Growing up in the 80s my childhood memories of family TV included classic shows like Blind Date and Surprise Surprise. After only really witnessing Cilla Black sing the theme tune to one of those shows plus the occasional song on a chat show, I never really understood the Nations love for Cilla’s musical career until witnessing the truly mesmerising Sheridan Smith during the TV biopic Cilla.

As a result, I was looking forward to a great evening knowing that this production was a live adaptation of that very TV show written by Jeff Pope and I was not left disappointed.

Whilst this is the story of Cilla’s rise to stardom, you do not need to be a fan of Cilla Black to enjoy yet another success directed by Bill Kenwright. If you love the 60s, The Beatles or are just interested in the history of music then this is sure to get your toes tapping and give you a new insight into this iconic era.

Kara Lily Hayworth had the daunting task of taking on the title role and she did not disappoint. Captivating from beginning to end, Kara is a star, playing the young down to earth Priscilla White and capturing every emotion from a nervous girl to a rising star.

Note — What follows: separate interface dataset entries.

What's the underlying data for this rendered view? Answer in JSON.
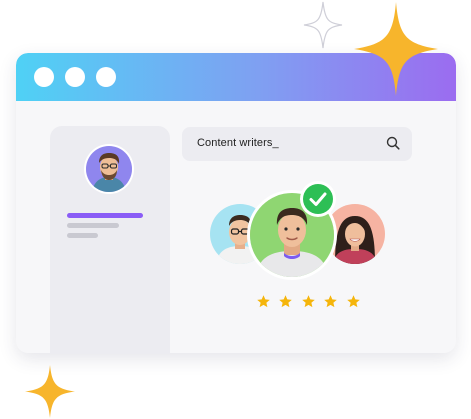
{
  "colors": {
    "titlebar_gradient_start": "#4fd1f5",
    "titlebar_gradient_end": "#9b6cf0",
    "accent_bar": "#8a5cf6",
    "placeholder_bar": "#c9c9d1",
    "sparkle_gold": "#f7b52c",
    "star_gold": "#f5b50b",
    "check_green": "#2dbf55"
  },
  "window": {
    "controls": [
      "dot",
      "dot",
      "dot"
    ]
  },
  "search": {
    "text": "Content writers_",
    "icon": "search-icon"
  },
  "sidebar": {
    "avatar_icon": "person-avatar"
  },
  "candidates": [
    {
      "icon": "person-with-glasses-avatar"
    },
    {
      "icon": "person-selected-avatar",
      "selected": true
    },
    {
      "icon": "person-smiling-avatar"
    }
  ],
  "rating": {
    "stars": 5,
    "max": 5
  }
}
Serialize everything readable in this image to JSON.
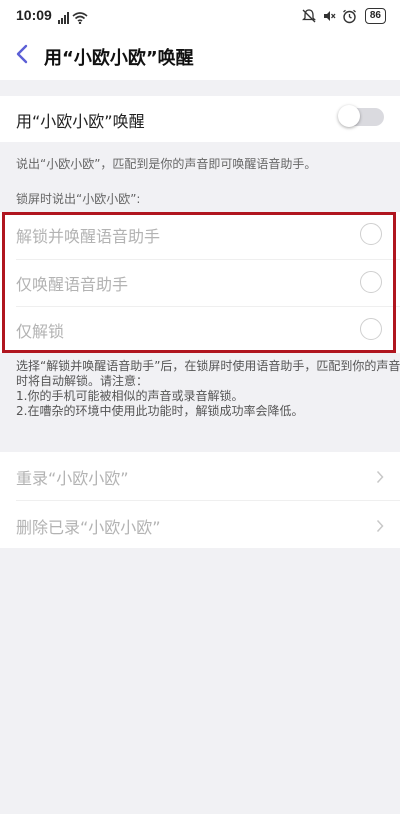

From Cilla’s friendship with The Beatles, her early days at The Cavern Club and living in a flat above the hair salon to recording at Abbey Road Studios, appearing Live at The Pallidum and her brief encounter in America this show has it all.

With an onstage orchestra who blended in well with each scene and directed superbly by Scott Adler, Kara delivered hit after hit effortlessly including “Anyone Who Had A Heart” and “Alfie.” When Kara sang “Don’t Answer Me” there was not many dry eyes left in the house – including the men.

Cilla had two main men in her life during those initial 4 years Brian Epstein – manager and Bobby Willis – manager, lover, husband, manager. Andrew Lancel (Coronation Street) showed his true professionalism and acting ability as the troubled Brian – a perfect choice as the unassuming Epstein who had the knack for finding a star.

In real life the world knew how much Cilla loved her husband Bobby and how much she needed him, but it wasn’t all plain sailing in the beginning. As did Cilla, this show needed a strong-willed and determined Bobby and we got one with Carl Au – an unexpected yet pleasant surprise for me after watching him as troublemaker Barry in Waterloo Road – good vocals especially in “You’ve Lost That Loving Feeling.”

A strong cast also surrounded Kara, Andrew and Carl – most notably Michael Hawkins, Joshua Gannon, Alex Harford and Bill Caple as John, Paul, George and Ringo respectively. The Beatles introduced Cilla to Brian and the rest as they say is history. Michael’s version of “You’ve Got To Hide Your Love Away” delivered the real meaning of the song. Joshua also gave a strong vocal as ¼ of the Mamas and Papas during “California Dreaming.”

Alan Howell showed his versatility playing Gerry Marsden, Burt Bacharach and Ed Sullivan. Cilla’s parents were played by Pauline Fleming and Neil Macdonald – both had great warmth and chemistry and perfect comedy timing.

Completing the main cast was Billie Hardy and Gemma Roderick-Bower as Cilla’s friends Pat and Pauline, Tom Christian and Amy Bridges as Bobby’s brother Kenny and sister-in-law Rose and Tom Sowinski as producer George Martin.

The set design was one of the best I’ve seen for a while, changing from The Cavern Club to the flat, Abbey Road Studios to The Ed Sullivan Show with ease – I wanted to be up there at The Cavern Club having a boogie to “Twist and Shout.”

This story has something for everyone – humour, drama, love affairs, heartbreak and a cracking soundtrack. Definitely worthy of the standing ovation at the end and we can even forgive Kara’s little mishap of “thanking Northampton” the crowd didn’t seem to care.

Cilla The Musical, Theatre Royal Nottingham until Saturday 7th April – don’t miss it!